Recently, Yad Vashem was honored to host Wlodek Tabaczynski and his daughter Zosia, who had come to see the incredible restoration work carried out on the wartime diary of Wlodek's father, Stefan (né Alfred Zielony).
Alfred Zielony was born in 1897 in Warsaw, the youngest child in a Jewish family. His father and one of his brothers died before WWII, and another brother, Bernard, immigrated to Israel in 1921. The rest of the family remained in Warsaw, and were duly incarcerated by the Nazis in the ghetto. It was there that one of Alfred's sisters, Balbina, died of typhus. In August 1942, his wife and child were deported to Treblinka along with his mother, where they were murdered. Two other siblings were also murdered, and Alfred was left alone, hiding in the ghetto. After the ghetto was liquidated, a friend of his, Irena, who had worked in the family business before the war, managed to smuggle him to safety. At the war's end, Alfred changed his name to Stefan Tabaczynski and married Irena. Stefan/Alfred passed away in 1956, when Wlodek was just two years old.
In the 1950s, Alexander (Alex) Zielony, the son of Bernard (who had come to Israel before the war), visited Washington for government business. On his way back to Israel, Alex decided to take a detour via Warsaw and visit his aunt, Irena, and his two cousins, Wlodek and Andrzej. During the trip, Irena showed Alex the crumbling remains of a diary her late husband had written during his time in hiding. The diary had been severely damaged by fire and water during the Polish uprising.
In 2006, Wlodek came on his first trip to Israel and, at his cousin Alex's request, brought the diary with him. Alex immediately suggested giving the diary to Yad Vashem, in the hope that restoration experts could help the family save the deteriorating pages and even decipher some of Alfred's testimony.

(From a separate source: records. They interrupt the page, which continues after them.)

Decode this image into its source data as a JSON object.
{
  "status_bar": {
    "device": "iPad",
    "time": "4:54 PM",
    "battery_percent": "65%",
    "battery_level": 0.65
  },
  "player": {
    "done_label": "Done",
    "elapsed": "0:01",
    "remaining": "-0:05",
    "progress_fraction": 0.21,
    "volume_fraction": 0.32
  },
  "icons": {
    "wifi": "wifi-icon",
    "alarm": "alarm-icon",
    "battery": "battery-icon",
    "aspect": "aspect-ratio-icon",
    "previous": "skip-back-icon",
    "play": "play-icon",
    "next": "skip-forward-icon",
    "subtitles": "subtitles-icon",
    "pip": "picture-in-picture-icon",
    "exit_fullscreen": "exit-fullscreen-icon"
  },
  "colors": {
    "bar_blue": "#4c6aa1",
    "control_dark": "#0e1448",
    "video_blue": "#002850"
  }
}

"The diary was in terrible shape," recounts Yad Vashem's Archives Director Dr. Haim Gertner. "It was little more than a mass of singed and crumbling papers. We treated it with immense care and expertise at our Paper Restoration Laboratory, first carefully separating the pages and then restoring and preserving each page as far as was possible. After years of painstaking labor, the diary now comprises twelve complete and four partial pages – although because of the difficult state in which they arrived, they are barely legible. While certain words and even parts of sentences – all written in Polish or German – can be made out, it was near impossible to understand the general context.
Even employing the most advanced methods of handwriting reconstruction, police identification lab equipment and the help of antiques and other experts in Israel and abroad, we were still unable to decipher the diary, or even say with certainty when during the war or where it was written. Nevertheless, we were extremely satisfied that at least the diary itself had been saved."
Last week, Wlodek Tabaczynski and his daughter Zosia came to Israel to celebrate the 100th birthday of Wlodek's cousin Alex. Dr. Gertner showed Wlodek Yad Vashem's online Central Database of Shoah Victims' Names, within seconds calling up all 18 Pages of Testimony Alex Zielony had filled out in 2008 for individual members of his family who were murdered during the Shoah. Seeing all of this information recorded for posterity was very important for Wlodek – a project manager – and Zosia, who is a teacher.
However, Wlodek was visibly moved when he was shown the diary and was able to see its pages for the first time. He recalled how his father had studied law and then practiced journalism – eventually heading the Polish Society of Journalists (PAP) after the war. "He loved to write," he explained, and asked to touch the actual pages of the diary. "I can't help it," he said. "It's just like touching my father again."
In his home, Wlodek has a separate page that Alfred wrote, on which he recorded the names of all his family members that died – when, how and where – in succinct notes. At the end of the list, Alfred wrote: "…but I could write tomes about how I survived."
As Wlodek was familiar with his father's challenging handwriting, he was able to make out a few lines from the diary. For example, there is a description of how those Jews living in the ghetto who had work certificates would gather early each morning at the checkpoint at the ghetto gates, and return in the evening, bringing with them whatever food they had managed to bargain or buy to smuggle back into the ghetto. "But the officers usually took this food away," recalled Alfred – leaving the despondent men to return empty-handed to their starving families. "For the first time, we realized that this diary was most likely written in the Warsaw ghetto itself, and describes daily life there," said Dr. Gertner.
Wlodek ended his visit by pledging to devote his time to deciphering as much of the diary as he can – bringing Yad Vashem closer than ever to untangling the content of this rare piece of documentary testimony about life in the Warsaw ghetto.